You can see how subtle changes in social behavior or the contagiousness level of Covid-19 could affect the fight to stop it spreading.
How the coronavirus spreads in a population, and how to stop it
This interactive feature was published originally in April 2020. It was last updated on 27 August 2021, to show the Delta coronavirus variant's infectiousness.
The contagious nature of viruses and other pathogens are an important characteristic.
There are several ways to measure this. The R0, or basic reproducibility number, is a key indicator of how many cases an infected person creates.
We would expect that each new case of a disease will produce three more infections for an R0 of 3.

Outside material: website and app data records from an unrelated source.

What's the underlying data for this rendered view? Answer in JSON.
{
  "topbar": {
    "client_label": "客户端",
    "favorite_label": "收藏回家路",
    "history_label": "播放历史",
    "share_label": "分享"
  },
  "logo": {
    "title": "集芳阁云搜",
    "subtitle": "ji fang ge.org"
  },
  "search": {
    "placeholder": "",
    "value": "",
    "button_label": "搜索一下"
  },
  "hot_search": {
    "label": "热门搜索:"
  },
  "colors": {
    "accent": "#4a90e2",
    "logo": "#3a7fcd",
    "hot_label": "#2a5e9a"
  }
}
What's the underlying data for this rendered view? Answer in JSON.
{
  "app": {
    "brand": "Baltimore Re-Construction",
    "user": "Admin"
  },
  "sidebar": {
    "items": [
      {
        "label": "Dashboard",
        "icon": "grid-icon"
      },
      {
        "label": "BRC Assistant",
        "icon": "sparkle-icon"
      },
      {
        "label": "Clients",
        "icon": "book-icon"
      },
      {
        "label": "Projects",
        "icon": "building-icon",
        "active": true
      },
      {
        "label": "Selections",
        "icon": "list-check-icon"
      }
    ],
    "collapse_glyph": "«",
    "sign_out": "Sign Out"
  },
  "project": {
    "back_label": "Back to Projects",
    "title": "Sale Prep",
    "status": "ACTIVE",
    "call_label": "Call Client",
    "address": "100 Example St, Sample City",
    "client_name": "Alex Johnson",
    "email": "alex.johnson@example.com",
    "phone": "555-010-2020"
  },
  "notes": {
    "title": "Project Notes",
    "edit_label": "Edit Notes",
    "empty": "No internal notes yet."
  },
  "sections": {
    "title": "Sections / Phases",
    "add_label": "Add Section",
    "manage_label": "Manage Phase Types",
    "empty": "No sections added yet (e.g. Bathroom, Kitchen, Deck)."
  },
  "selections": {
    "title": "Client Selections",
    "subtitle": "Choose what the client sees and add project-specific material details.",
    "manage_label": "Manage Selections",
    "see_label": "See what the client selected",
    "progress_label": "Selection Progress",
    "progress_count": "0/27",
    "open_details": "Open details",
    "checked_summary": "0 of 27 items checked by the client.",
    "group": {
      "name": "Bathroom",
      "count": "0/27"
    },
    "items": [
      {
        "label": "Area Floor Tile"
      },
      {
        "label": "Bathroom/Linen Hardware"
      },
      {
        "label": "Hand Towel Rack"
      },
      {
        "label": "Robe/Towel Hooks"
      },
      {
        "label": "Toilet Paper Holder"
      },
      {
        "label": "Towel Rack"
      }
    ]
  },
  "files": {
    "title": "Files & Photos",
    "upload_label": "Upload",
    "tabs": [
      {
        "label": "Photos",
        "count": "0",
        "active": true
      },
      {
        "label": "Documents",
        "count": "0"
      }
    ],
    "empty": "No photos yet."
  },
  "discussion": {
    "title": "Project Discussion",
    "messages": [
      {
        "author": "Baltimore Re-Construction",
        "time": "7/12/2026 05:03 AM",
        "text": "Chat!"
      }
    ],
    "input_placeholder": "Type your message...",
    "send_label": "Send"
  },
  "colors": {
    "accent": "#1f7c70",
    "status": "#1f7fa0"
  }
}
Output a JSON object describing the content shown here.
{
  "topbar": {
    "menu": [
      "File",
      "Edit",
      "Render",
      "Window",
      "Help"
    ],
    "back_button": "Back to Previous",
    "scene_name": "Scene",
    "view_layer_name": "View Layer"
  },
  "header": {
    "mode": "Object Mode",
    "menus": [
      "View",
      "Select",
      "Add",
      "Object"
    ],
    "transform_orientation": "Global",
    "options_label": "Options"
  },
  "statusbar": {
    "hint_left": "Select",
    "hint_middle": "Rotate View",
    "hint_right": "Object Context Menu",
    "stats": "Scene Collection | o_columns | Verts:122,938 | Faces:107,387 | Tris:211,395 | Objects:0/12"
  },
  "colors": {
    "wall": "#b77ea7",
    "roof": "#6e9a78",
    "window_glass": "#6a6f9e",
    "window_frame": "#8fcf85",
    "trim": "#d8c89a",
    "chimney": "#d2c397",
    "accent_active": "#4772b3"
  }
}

This does not simply reflect the disease's inherent infectiousness. It is also affected by other factors such as the frequency of infection within the population and the time of the disease. This is a situation-dependent number, meaning that the R0 may be higher in some cities than it is in others. This assumes that all people are susceptible to the disease.
Early Covid-19 behaviour studies in Wuhan found that the average R0 was between 2.2 to 2.7. However, smaller outbreaks like the one onboard the Diamond Princess had an R0 of 2.2. Other studies have shown that values as low or high as 1.5 are possible.
What does this look like? How does it compare to other diseases?